While there is certainly a connection between a person and his or her speech, and while individuals must be held accountable for their actions, we must learn to separate the person from the idea.

When we respond with personal attacks, we accomplish little, even if those attacks appear to be true.

We can hate a person’s speech even while loving the person.

But while Trump may be guilty of personalizing politics, he has successfully baited the progressive movement into doing the same.

These character attacks fall into a broader pattern of responses by the progressive movement over the past four years: virtually all progressive answers to Trump have become entrapped in a paradigm of negation.

Most of all, these observations also apply to responses to hateful language: not only must we denounce such language, but we must actively defeat hate with love.

Oftentimes, progressives have deceived themselves that their advocacy has been grounded on love and inclusion.

The progressive echo-chamber of love and conformity is reinforced by social media, where one misstep can lead to vehement, widespread shaming.

When we degenerate into shaming, we violate another person’s rights to dignity and respect, fundamentally undercutting our moral cause — for we cannot defend the existence of some people by denying the existence of others.

In fact, the dehumanizing nature of shaming probably helps to explain why cancel culture itself has become such a polarizing force in our society.

For hateful groups, this perceived suppression tends to reinforce their conspiracy theories, confirming to them that powerful forces in society have aligned to block free participation in our social discourse.

To create more just systems, we fight against problems, not against people. We fight for ideas.

In contrast to these feeble approaches, moral ideas — which are inherently true ideas, transcending all individualities and identities — provide the most powerful weapon in the world.

Works Cited:
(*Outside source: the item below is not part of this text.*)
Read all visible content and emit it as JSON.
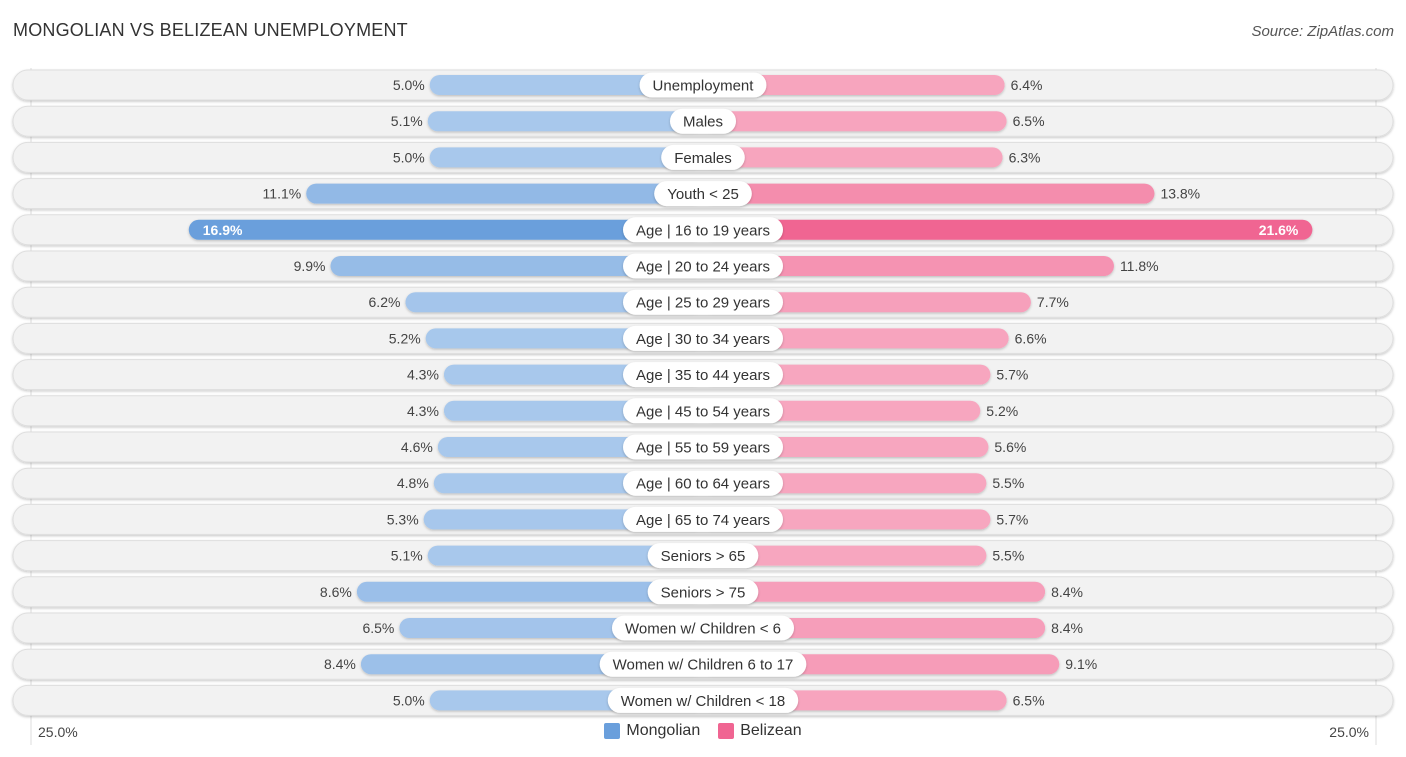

  1. King, Jr., Martin Luther and James M. Washington. 1986. A Testament of Hope: The Essential Writings and Speeches of Martin Luther King Jr. New York: HarperCollins.
  2. Goodreads. n.d. “Mahatma Gandhi Quotes.” Accessed September 1, 2020. https://www.goodreads.com/author/quotes/5810891.Mahatma_Gandhi?page=1.
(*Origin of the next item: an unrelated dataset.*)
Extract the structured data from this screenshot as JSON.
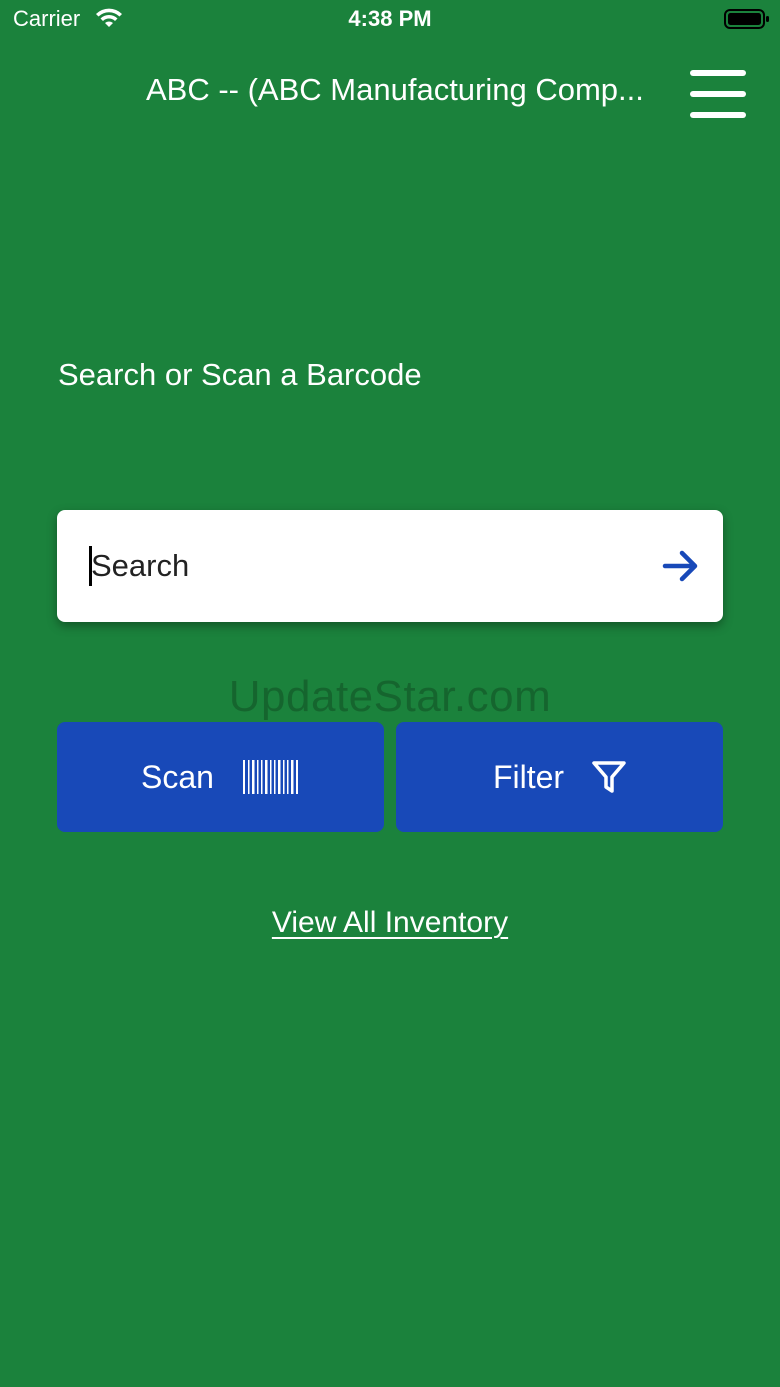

Get the Medium app

A button that says 'Download on the App Store', and if clicked it will lead you to the iOS App store
A button that says 'Get it on, Google Play', and if clicked it will lead you to the Google Play store
Josh Greenberg

Josh Greenberg


Human, activist, scholar. Physician-Economist-in-training @UMich. CEO @proghealth. @FulbrightPrgrm Awardee. I work on anything that matters, locally & globally.